##### Dataset records

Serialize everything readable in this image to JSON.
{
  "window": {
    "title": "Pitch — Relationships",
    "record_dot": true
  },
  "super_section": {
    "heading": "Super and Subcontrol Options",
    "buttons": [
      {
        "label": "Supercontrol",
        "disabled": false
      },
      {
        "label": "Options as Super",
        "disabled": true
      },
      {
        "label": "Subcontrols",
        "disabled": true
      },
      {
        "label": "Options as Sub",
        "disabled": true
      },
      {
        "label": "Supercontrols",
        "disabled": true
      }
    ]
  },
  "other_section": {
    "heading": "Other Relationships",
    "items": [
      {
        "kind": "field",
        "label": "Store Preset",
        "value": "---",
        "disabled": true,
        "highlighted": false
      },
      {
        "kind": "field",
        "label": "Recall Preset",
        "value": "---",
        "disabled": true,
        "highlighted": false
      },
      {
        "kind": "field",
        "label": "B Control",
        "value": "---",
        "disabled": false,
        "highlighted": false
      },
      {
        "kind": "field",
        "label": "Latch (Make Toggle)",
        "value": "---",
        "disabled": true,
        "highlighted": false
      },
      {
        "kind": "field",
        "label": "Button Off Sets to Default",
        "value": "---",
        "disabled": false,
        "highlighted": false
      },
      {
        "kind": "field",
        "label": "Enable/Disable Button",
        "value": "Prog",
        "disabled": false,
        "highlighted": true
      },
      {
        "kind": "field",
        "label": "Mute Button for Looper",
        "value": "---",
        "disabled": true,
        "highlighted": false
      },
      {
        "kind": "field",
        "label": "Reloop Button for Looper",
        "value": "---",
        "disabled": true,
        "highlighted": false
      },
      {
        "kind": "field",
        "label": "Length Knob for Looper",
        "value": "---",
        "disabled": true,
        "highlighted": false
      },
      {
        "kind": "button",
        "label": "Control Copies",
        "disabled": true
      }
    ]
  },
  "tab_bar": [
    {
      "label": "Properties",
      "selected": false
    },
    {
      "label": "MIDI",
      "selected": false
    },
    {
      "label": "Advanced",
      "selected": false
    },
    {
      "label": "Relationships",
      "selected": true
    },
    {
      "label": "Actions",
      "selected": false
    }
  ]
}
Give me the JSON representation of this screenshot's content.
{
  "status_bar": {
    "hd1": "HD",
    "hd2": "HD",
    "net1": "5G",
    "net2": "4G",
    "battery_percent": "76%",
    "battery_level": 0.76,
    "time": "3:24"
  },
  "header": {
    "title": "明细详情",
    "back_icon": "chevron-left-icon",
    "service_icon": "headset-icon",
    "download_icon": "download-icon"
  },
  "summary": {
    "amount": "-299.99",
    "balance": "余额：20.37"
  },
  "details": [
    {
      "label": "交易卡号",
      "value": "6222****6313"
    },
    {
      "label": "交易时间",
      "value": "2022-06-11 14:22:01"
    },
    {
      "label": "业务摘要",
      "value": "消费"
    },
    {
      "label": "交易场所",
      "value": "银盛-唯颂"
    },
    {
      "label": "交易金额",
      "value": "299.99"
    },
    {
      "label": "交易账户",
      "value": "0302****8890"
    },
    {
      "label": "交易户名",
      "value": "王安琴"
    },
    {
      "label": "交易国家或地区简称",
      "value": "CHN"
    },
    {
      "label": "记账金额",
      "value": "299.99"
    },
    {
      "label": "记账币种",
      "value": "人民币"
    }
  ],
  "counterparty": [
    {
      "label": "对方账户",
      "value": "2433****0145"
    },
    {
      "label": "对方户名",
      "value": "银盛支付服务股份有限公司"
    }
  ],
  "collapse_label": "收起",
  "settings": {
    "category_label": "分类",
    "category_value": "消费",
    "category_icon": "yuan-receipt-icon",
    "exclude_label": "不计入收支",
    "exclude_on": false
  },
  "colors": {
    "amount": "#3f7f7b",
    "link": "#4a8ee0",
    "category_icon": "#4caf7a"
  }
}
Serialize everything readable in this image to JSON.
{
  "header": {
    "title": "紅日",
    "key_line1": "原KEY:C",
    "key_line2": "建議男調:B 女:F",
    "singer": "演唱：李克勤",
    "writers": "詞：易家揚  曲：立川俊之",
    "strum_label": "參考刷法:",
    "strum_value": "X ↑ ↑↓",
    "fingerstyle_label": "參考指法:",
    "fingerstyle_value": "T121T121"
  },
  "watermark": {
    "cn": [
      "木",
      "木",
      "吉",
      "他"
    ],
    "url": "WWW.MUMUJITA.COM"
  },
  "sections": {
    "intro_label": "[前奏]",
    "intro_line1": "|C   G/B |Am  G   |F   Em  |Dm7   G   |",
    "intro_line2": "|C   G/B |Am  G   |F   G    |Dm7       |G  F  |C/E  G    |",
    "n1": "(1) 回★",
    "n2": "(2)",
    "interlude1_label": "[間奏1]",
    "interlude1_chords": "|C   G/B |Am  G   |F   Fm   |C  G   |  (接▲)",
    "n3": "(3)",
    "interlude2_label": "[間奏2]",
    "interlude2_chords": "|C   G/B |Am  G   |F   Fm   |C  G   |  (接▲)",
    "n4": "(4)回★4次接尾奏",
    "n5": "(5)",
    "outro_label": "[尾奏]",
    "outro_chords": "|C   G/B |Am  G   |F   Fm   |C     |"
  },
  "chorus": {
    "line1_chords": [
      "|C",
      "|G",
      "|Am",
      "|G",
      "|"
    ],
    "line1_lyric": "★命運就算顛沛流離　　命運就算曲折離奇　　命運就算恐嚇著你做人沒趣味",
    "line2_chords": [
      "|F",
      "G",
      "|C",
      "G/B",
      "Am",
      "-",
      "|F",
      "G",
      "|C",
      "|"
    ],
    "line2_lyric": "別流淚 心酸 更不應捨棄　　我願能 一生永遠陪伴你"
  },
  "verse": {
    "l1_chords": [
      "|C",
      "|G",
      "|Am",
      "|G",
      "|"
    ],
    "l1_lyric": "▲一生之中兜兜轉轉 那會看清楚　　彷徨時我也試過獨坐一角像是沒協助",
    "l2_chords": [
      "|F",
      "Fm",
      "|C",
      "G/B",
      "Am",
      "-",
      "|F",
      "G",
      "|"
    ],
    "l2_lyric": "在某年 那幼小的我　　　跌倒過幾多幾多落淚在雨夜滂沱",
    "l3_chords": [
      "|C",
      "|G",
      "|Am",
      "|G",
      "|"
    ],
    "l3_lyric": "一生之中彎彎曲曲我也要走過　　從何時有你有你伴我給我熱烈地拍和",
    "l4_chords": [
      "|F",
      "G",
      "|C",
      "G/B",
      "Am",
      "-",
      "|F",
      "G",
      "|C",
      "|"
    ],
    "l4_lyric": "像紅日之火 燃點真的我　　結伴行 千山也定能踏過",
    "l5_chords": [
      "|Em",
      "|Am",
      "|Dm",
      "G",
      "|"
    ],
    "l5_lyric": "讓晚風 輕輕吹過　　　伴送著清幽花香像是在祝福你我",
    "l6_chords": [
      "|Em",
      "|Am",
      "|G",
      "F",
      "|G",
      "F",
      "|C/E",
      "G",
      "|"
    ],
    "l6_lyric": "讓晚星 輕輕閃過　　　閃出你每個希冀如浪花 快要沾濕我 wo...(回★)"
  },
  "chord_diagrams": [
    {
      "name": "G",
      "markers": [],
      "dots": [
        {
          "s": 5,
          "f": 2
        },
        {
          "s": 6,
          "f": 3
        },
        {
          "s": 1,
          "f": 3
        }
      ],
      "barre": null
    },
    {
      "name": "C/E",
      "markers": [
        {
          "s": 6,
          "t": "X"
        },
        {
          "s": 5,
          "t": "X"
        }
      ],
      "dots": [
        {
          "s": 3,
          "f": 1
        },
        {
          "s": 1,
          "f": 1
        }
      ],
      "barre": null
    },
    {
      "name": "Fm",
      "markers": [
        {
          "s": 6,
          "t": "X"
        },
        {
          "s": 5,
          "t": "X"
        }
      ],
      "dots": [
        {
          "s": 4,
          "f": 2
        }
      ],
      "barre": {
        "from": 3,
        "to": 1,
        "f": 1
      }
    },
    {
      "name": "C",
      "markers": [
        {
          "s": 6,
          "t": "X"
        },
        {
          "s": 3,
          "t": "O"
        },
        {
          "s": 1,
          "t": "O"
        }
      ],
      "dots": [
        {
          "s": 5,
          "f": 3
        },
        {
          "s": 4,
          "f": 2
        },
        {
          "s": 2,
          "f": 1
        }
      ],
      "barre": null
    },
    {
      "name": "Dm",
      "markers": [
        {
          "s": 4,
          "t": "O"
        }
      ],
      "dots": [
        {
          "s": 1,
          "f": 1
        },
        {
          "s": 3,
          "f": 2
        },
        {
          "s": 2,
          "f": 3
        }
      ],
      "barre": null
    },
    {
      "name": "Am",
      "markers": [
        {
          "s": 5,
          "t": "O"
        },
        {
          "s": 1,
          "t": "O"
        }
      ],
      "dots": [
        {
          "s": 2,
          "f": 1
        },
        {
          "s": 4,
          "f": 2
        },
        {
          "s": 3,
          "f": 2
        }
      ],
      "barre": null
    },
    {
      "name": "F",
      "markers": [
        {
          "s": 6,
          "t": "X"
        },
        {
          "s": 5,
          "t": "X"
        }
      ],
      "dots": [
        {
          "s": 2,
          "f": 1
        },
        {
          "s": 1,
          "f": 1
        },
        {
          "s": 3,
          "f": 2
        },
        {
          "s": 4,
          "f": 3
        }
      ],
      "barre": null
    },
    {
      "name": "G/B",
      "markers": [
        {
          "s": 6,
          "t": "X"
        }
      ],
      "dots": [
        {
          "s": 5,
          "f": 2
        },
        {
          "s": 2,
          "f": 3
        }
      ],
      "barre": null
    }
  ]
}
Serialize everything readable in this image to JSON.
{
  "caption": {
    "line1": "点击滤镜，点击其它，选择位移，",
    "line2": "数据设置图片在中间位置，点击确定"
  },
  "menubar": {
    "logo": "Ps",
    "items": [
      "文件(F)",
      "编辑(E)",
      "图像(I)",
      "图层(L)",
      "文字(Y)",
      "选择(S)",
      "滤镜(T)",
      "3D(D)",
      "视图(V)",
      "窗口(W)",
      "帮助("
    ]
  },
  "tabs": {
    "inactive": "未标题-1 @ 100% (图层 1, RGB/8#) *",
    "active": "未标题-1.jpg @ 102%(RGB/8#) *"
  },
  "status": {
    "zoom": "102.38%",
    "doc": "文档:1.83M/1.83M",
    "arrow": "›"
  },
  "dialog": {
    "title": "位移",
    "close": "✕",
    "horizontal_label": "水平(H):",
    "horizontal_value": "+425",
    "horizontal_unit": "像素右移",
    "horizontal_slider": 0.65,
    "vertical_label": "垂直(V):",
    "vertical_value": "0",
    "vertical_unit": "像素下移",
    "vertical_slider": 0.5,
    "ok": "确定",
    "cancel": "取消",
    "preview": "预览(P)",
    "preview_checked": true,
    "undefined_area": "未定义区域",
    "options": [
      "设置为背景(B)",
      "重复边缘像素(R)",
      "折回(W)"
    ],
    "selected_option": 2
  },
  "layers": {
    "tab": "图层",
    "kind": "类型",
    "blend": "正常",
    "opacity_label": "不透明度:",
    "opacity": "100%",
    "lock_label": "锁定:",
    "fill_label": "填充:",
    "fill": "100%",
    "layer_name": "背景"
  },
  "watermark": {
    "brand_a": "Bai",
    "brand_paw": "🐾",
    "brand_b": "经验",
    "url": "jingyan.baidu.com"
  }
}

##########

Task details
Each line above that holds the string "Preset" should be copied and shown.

Written answer
        "label": "Store Preset",
        "label": "Recall Preset",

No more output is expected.